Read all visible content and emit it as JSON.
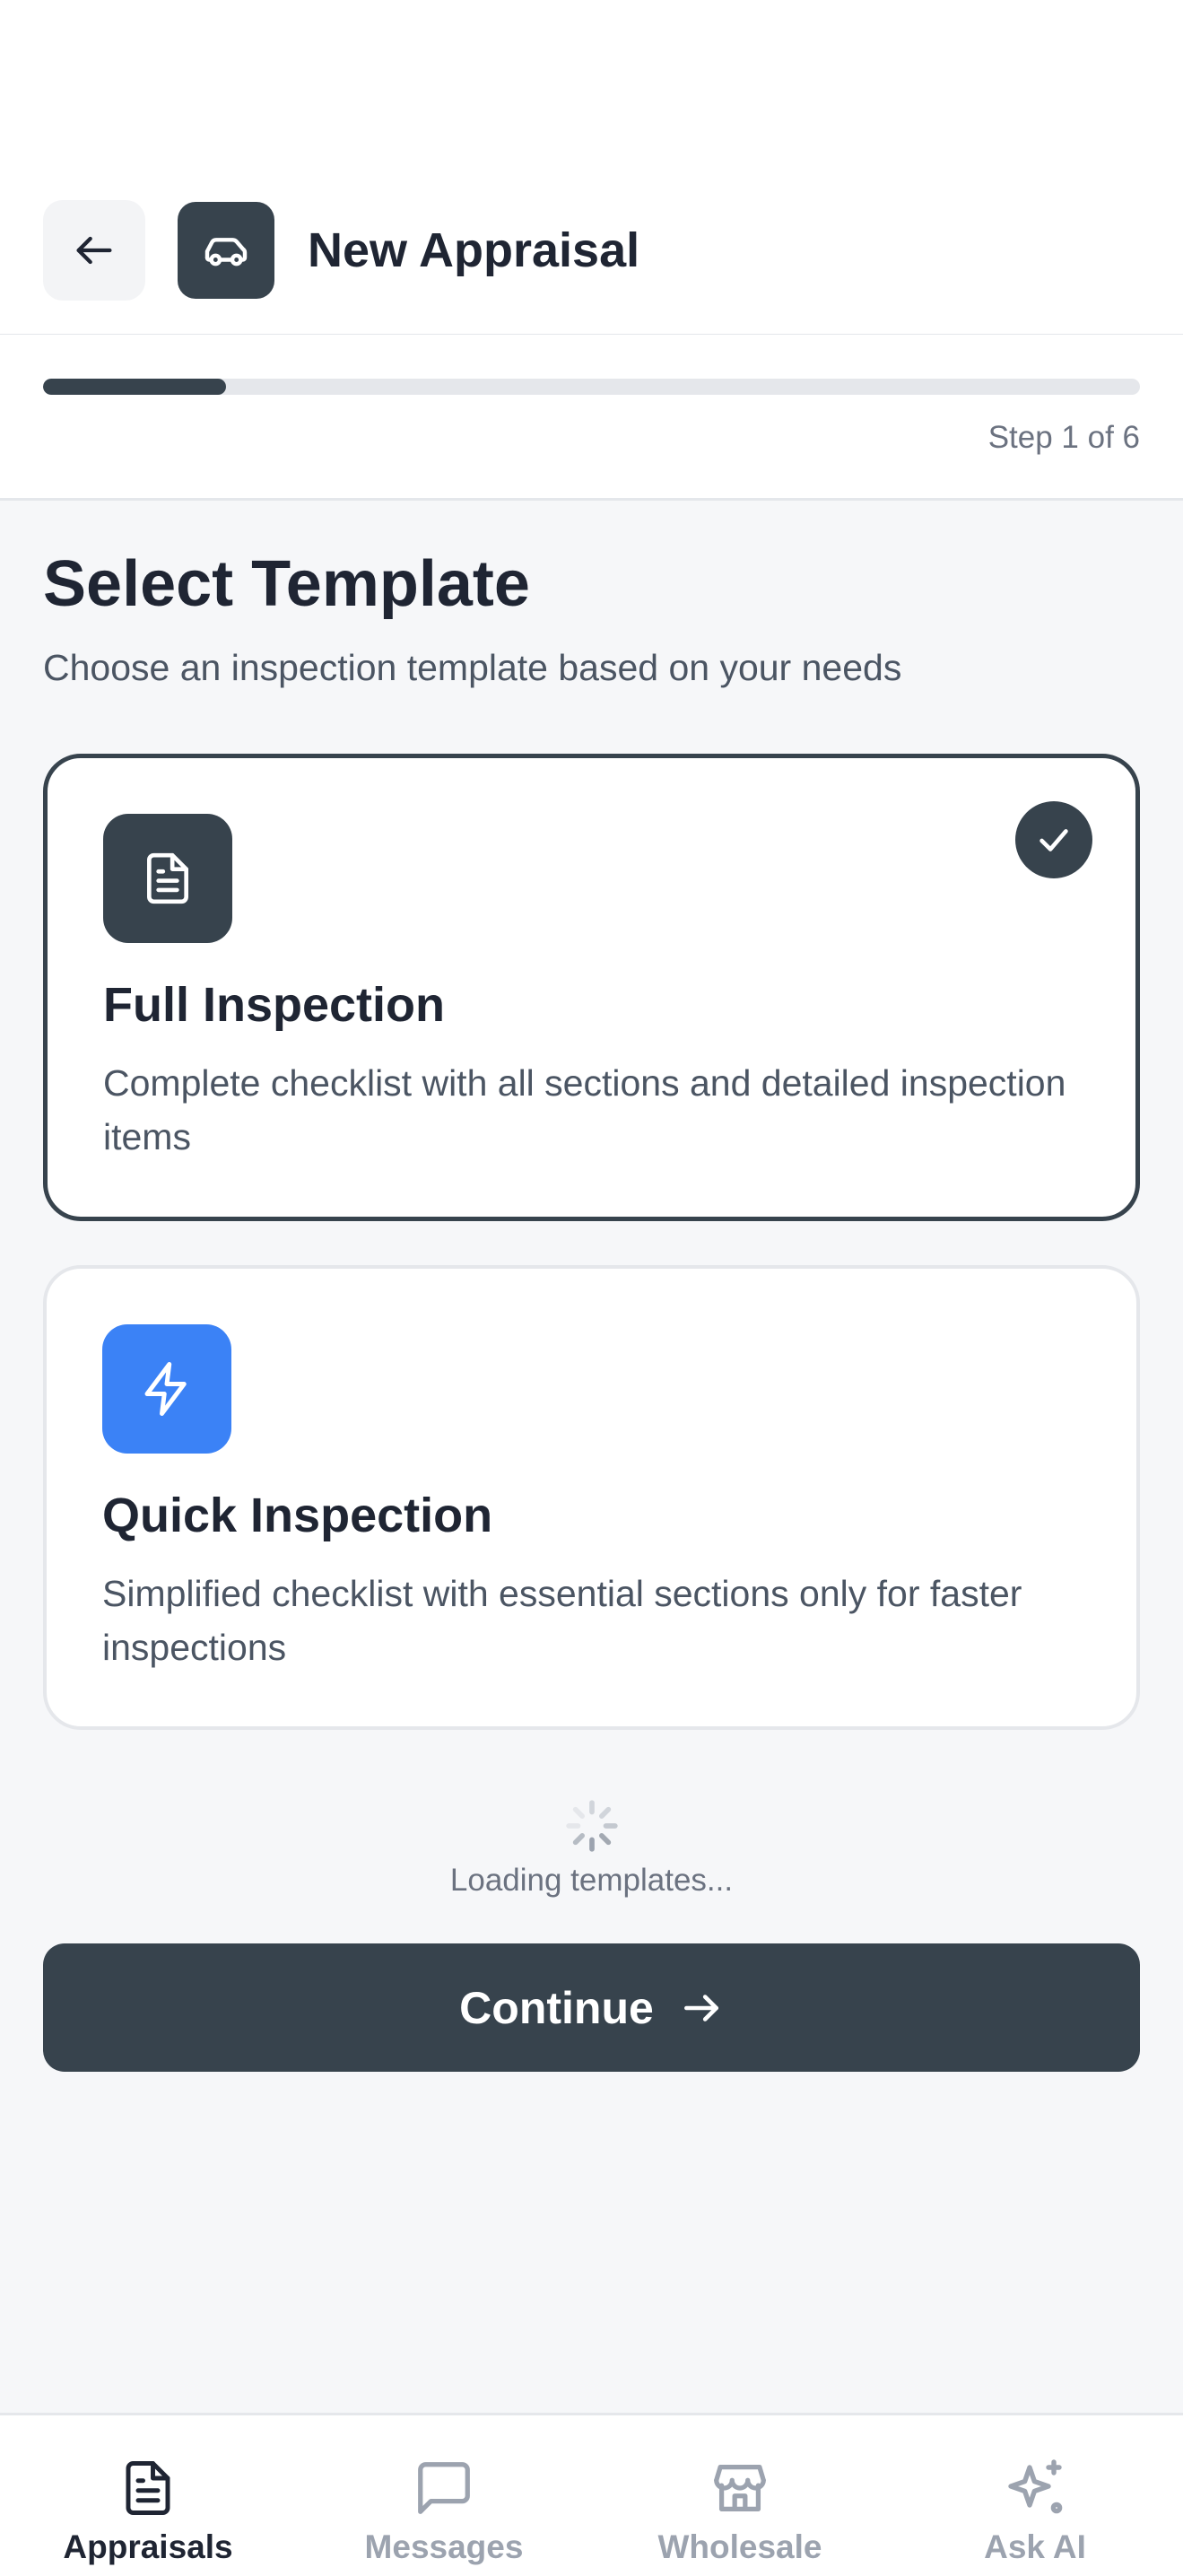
{
  "header": {
    "title": "New Appraisal",
    "back_icon": "arrow-left-icon",
    "brand_icon": "car-icon"
  },
  "progress": {
    "current_step": 1,
    "total_steps": 6,
    "fraction": 0.1667,
    "label": "Step 1 of 6"
  },
  "section": {
    "title": "Select Template",
    "subtitle": "Choose an inspection template based on your needs"
  },
  "templates": [
    {
      "title": "Full Inspection",
      "description": "Complete checklist with all sections and detailed inspection items",
      "icon": "document-icon",
      "icon_color": "#37434d",
      "selected": true
    },
    {
      "title": "Quick Inspection",
      "description": "Simplified checklist with essential sections only for faster inspections",
      "icon": "lightning-icon",
      "icon_color": "#3b82f6",
      "selected": false
    }
  ],
  "loading": {
    "text": "Loading templates..."
  },
  "continue_button": {
    "label": "Continue"
  },
  "tabbar": {
    "items": [
      {
        "label": "Appraisals",
        "icon": "document-icon",
        "active": true
      },
      {
        "label": "Messages",
        "icon": "message-icon",
        "active": false
      },
      {
        "label": "Wholesale",
        "icon": "store-icon",
        "active": false
      },
      {
        "label": "Ask AI",
        "icon": "sparkle-icon",
        "active": false
      }
    ]
  },
  "colors": {
    "primary": "#37434d",
    "accent_blue": "#3b82f6",
    "background": "#f6f7f9",
    "muted_text": "#6b7280",
    "inactive_tab": "#9ca3af"
  }
}
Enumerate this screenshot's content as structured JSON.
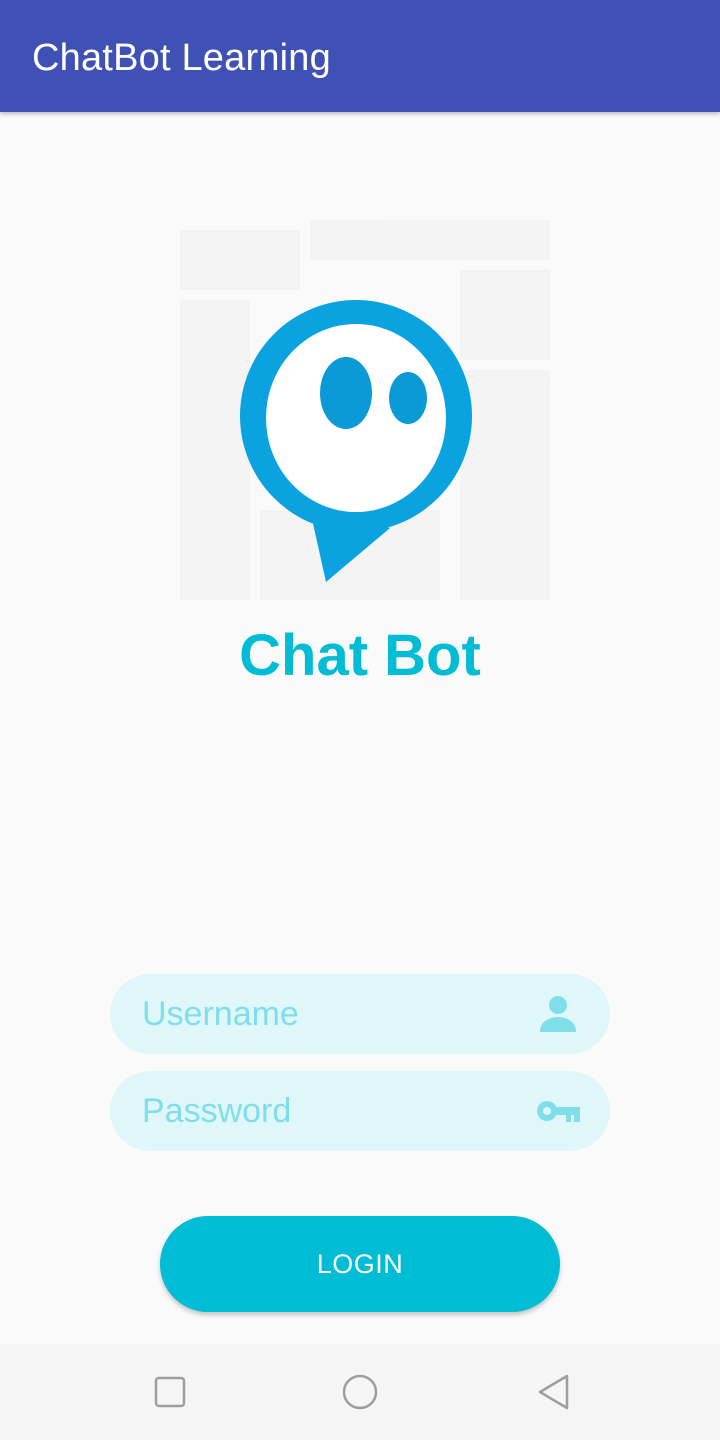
{
  "app_bar": {
    "title": "ChatBot Learning",
    "color": "#3f51b5"
  },
  "brand": {
    "title": "Chat Bot",
    "color": "#00bcd4",
    "logo_icon": "chat-bubble-eyes-icon"
  },
  "login_form": {
    "username": {
      "placeholder": "Username",
      "value": "",
      "icon": "person-icon"
    },
    "password": {
      "placeholder": "Password",
      "value": "",
      "icon": "key-icon"
    },
    "login_label": "LOGIN",
    "field_bg": "#e0f7fa",
    "accent": "#00bcd4"
  },
  "nav_bar": {
    "items": [
      "recents-icon",
      "home-icon",
      "back-icon"
    ]
  }
}
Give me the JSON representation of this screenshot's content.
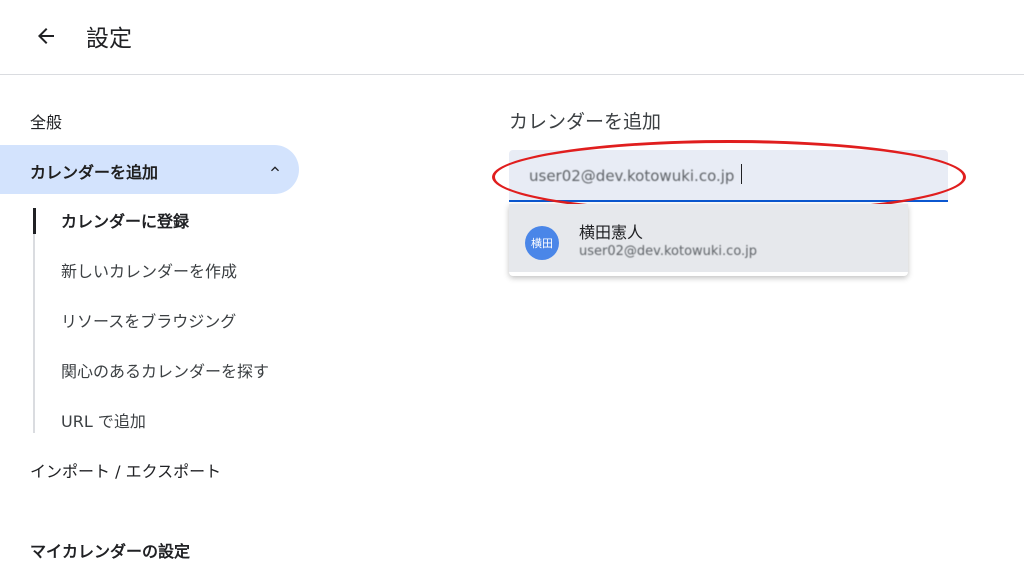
{
  "header": {
    "title": "設定",
    "back_icon": "arrow-back-icon"
  },
  "sidebar": {
    "general": "全般",
    "add_calendar": {
      "label": "カレンダーを追加",
      "expanded": true,
      "sub_items": [
        {
          "label": "カレンダーに登録",
          "active": true
        },
        {
          "label": "新しいカレンダーを作成",
          "active": false
        },
        {
          "label": "リソースをブラウジング",
          "active": false
        },
        {
          "label": "関心のあるカレンダーを探す",
          "active": false
        },
        {
          "label": "URL で追加",
          "active": false
        }
      ]
    },
    "import_export": "インポート / エクスポート",
    "my_calendars_heading": "マイカレンダーの設定"
  },
  "main": {
    "title": "カレンダーを追加",
    "search": {
      "value": "user02@dev.kotowuki.co.jp"
    },
    "suggestions": [
      {
        "avatar_text": "横田",
        "name": "横田憲人",
        "email": "user02@dev.kotowuki.co.jp"
      }
    ]
  },
  "colors": {
    "accent": "#0b57d0",
    "selected_bg": "#d3e3fd",
    "highlight_oval": "#e01e1e",
    "avatar_bg": "#4a86e8"
  }
}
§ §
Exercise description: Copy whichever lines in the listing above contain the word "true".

Output for this exercise:
      "selected": true
        "active": true
      "expanded": true,
          "active": true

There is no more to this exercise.